### Provided records ###

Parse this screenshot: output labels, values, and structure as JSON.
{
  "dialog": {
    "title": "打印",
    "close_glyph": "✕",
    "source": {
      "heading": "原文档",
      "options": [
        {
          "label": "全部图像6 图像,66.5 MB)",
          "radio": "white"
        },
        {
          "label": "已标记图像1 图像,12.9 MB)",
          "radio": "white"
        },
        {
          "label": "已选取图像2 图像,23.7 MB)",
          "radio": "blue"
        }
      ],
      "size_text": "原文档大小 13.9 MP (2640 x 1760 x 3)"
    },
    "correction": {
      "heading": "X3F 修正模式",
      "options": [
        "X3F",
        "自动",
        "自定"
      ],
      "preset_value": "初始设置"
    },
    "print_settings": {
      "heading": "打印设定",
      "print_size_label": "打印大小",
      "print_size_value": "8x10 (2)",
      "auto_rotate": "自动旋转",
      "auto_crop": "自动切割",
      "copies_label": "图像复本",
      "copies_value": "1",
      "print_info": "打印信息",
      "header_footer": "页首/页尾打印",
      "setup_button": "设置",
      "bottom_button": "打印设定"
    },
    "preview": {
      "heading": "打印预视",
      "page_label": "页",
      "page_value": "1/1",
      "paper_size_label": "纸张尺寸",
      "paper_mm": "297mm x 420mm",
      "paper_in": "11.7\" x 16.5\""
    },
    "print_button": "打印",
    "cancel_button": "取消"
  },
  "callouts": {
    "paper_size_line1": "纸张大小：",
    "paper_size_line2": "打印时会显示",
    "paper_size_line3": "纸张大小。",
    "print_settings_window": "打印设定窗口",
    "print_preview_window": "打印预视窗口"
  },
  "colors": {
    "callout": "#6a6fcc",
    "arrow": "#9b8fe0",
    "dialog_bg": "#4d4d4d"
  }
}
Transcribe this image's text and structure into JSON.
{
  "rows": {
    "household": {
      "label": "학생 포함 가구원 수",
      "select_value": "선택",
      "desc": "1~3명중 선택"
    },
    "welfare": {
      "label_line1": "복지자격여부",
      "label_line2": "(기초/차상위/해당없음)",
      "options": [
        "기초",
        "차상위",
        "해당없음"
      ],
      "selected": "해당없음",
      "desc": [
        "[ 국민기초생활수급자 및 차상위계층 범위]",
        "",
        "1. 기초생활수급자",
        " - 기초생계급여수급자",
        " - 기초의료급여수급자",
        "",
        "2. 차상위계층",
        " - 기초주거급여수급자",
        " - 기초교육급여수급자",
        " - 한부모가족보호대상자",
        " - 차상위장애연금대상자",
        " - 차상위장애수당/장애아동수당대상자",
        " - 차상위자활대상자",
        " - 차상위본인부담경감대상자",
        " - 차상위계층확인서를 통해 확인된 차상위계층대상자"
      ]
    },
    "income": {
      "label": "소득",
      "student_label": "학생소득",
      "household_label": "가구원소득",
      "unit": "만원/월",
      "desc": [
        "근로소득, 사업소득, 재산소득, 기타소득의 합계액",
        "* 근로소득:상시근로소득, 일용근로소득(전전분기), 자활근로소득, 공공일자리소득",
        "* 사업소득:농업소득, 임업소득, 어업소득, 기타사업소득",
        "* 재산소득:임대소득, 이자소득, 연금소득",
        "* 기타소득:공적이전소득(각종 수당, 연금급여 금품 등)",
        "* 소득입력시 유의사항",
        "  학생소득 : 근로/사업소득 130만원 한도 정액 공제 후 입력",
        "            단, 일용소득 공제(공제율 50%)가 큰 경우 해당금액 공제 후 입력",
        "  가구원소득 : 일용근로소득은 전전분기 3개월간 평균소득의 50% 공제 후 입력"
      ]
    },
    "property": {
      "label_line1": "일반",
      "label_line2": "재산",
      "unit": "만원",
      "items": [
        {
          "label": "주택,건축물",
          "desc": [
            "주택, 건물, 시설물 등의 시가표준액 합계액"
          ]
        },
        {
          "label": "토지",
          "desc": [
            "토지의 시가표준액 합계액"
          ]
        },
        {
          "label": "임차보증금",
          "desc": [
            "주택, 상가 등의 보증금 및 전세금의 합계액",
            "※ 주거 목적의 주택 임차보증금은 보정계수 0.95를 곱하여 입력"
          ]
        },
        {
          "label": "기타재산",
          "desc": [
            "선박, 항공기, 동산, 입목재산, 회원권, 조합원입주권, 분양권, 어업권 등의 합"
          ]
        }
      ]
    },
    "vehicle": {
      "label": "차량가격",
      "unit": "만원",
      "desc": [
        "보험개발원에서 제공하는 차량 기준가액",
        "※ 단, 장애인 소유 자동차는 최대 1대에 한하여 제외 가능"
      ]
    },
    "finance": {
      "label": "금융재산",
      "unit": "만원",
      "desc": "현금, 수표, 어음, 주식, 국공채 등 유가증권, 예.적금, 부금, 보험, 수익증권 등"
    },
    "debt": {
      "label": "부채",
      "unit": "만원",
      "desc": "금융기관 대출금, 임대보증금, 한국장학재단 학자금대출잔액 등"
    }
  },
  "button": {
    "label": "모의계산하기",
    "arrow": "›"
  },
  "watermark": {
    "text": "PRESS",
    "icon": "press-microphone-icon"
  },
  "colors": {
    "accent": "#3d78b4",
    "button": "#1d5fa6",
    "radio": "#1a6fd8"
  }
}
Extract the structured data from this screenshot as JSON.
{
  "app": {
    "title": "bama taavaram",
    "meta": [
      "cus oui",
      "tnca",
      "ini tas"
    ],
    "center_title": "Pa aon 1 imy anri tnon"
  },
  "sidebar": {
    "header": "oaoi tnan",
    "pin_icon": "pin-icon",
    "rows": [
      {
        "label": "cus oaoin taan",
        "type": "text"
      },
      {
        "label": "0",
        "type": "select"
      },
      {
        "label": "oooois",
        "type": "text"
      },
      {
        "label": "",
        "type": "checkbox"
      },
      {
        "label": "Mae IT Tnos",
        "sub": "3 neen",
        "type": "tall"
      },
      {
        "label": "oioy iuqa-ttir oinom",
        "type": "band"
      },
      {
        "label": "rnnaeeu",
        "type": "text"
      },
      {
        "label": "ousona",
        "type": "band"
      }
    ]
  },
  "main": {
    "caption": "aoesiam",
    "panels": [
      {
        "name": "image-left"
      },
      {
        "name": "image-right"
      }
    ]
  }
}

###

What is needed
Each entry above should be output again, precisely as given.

Solution to this exercise
Parse this screenshot: output labels, values, and structure as JSON.
{
  "dialog": {
    "title": "打印",
    "close_glyph": "✕",
    "source": {
      "heading": "原文档",
      "options": [
        {
          "label": "全部图像6 图像,66.5 MB)",
          "radio": "white"
        },
        {
          "label": "已标记图像1 图像,12.9 MB)",
          "radio": "white"
        },
        {
          "label": "已选取图像2 图像,23.7 MB)",
          "radio": "blue"
        }
      ],
      "size_text": "原文档大小 13.9 MP (2640 x 1760 x 3)"
    },
    "correction": {
      "heading": "X3F 修正模式",
      "options": [
        "X3F",
        "自动",
        "自定"
      ],
      "preset_value": "初始设置"
    },
    "print_settings": {
      "heading": "打印设定",
      "print_size_label": "打印大小",
      "print_size_value": "8x10 (2)",
      "auto_rotate": "自动旋转",
      "auto_crop": "自动切割",
      "copies_label": "图像复本",
      "copies_value": "1",
      "print_info": "打印信息",
      "header_footer": "页首/页尾打印",
      "setup_button": "设置",
      "bottom_button": "打印设定"
    },
    "preview": {
      "heading": "打印预视",
      "page_label": "页",
      "page_value": "1/1",
      "paper_size_label": "纸张尺寸",
      "paper_mm": "297mm x 420mm",
      "paper_in": "11.7\" x 16.5\""
    },
    "print_button": "打印",
    "cancel_button": "取消"
  },
  "callouts": {
    "paper_size_line1": "纸张大小：",
    "paper_size_line2": "打印时会显示",
    "paper_size_line3": "纸张大小。",
    "print_settings_window": "打印设定窗口",
    "print_preview_window": "打印预视窗口"
  },
  "colors": {
    "callout": "#6a6fcc",
    "arrow": "#9b8fe0",
    "dialog_bg": "#4d4d4d"
  }
}
Transcribe this image's text and structure into JSON.
{
  "rows": {
    "household": {
      "label": "학생 포함 가구원 수",
      "select_value": "선택",
      "desc": "1~3명중 선택"
    },
    "welfare": {
      "label_line1": "복지자격여부",
      "label_line2": "(기초/차상위/해당없음)",
      "options": [
        "기초",
        "차상위",
        "해당없음"
      ],
      "selected": "해당없음",
      "desc": [
        "[ 국민기초생활수급자 및 차상위계층 범위]",
        "",
        "1. 기초생활수급자",
        " - 기초생계급여수급자",
        " - 기초의료급여수급자",
        "",
        "2. 차상위계층",
        " - 기초주거급여수급자",
        " - 기초교육급여수급자",
        " - 한부모가족보호대상자",
        " - 차상위장애연금대상자",
        " - 차상위장애수당/장애아동수당대상자",
        " - 차상위자활대상자",
        " - 차상위본인부담경감대상자",
        " - 차상위계층확인서를 통해 확인된 차상위계층대상자"
      ]
    },
    "income": {
      "label": "소득",
      "student_label": "학생소득",
      "household_label": "가구원소득",
      "unit": "만원/월",
      "desc": [
        "근로소득, 사업소득, 재산소득, 기타소득의 합계액",
        "* 근로소득:상시근로소득, 일용근로소득(전전분기), 자활근로소득, 공공일자리소득",
        "* 사업소득:농업소득, 임업소득, 어업소득, 기타사업소득",
        "* 재산소득:임대소득, 이자소득, 연금소득",
        "* 기타소득:공적이전소득(각종 수당, 연금급여 금품 등)",
        "* 소득입력시 유의사항",
        "  학생소득 : 근로/사업소득 130만원 한도 정액 공제 후 입력",
        "            단, 일용소득 공제(공제율 50%)가 큰 경우 해당금액 공제 후 입력",
        "  가구원소득 : 일용근로소득은 전전분기 3개월간 평균소득의 50% 공제 후 입력"
      ]
    },
    "property": {
      "label_line1": "일반",
      "label_line2": "재산",
      "unit": "만원",
      "items": [
        {
          "label": "주택,건축물",
          "desc": [
            "주택, 건물, 시설물 등의 시가표준액 합계액"
          ]
        },
        {
          "label": "토지",
          "desc": [
            "토지의 시가표준액 합계액"
          ]
        },
        {
          "label": "임차보증금",
          "desc": [
            "주택, 상가 등의 보증금 및 전세금의 합계액",
            "※ 주거 목적의 주택 임차보증금은 보정계수 0.95를 곱하여 입력"
          ]
        },
        {
          "label": "기타재산",
          "desc": [
            "선박, 항공기, 동산, 입목재산, 회원권, 조합원입주권, 분양권, 어업권 등의 합"
          ]
        }
      ]
    },
    "vehicle": {
      "label": "차량가격",
      "unit": "만원",
      "desc": [
        "보험개발원에서 제공하는 차량 기준가액",
        "※ 단, 장애인 소유 자동차는 최대 1대에 한하여 제외 가능"
      ]
    },
    "finance": {
      "label": "금융재산",
      "unit": "만원",
      "desc": "현금, 수표, 어음, 주식, 국공채 등 유가증권, 예.적금, 부금, 보험, 수익증권 등"
    },
    "debt": {
      "label": "부채",
      "unit": "만원",
      "desc": "금융기관 대출금, 임대보증금, 한국장학재단 학자금대출잔액 등"
    }
  },
  "button": {
    "label": "모의계산하기",
    "arrow": "›"
  },
  "watermark": {
    "text": "PRESS",
    "icon": "press-microphone-icon"
  },
  "colors": {
    "accent": "#3d78b4",
    "button": "#1d5fa6",
    "radio": "#1a6fd8"
  }
}
Extract the structured data from this screenshot as JSON.
{
  "app": {
    "title": "bama taavaram",
    "meta": [
      "cus oui",
      "tnca",
      "ini tas"
    ],
    "center_title": "Pa aon 1 imy anri tnon"
  },
  "sidebar": {
    "header": "oaoi tnan",
    "pin_icon": "pin-icon",
    "rows": [
      {
        "label": "cus oaoin taan",
        "type": "text"
      },
      {
        "label": "0",
        "type": "select"
      },
      {
        "label": "oooois",
        "type": "text"
      },
      {
        "label": "",
        "type": "checkbox"
      },
      {
        "label": "Mae IT Tnos",
        "sub": "3 neen",
        "type": "tall"
      },
      {
        "label": "oioy iuqa-ttir oinom",
        "type": "band"
      },
      {
        "label": "rnnaeeu",
        "type": "text"
      },
      {
        "label": "ousona",
        "type": "band"
      }
    ]
  },
  "main": {
    "caption": "aoesiam",
    "panels": [
      {
        "name": "image-left"
      },
      {
        "name": "image-right"
      }
    ]
  }
}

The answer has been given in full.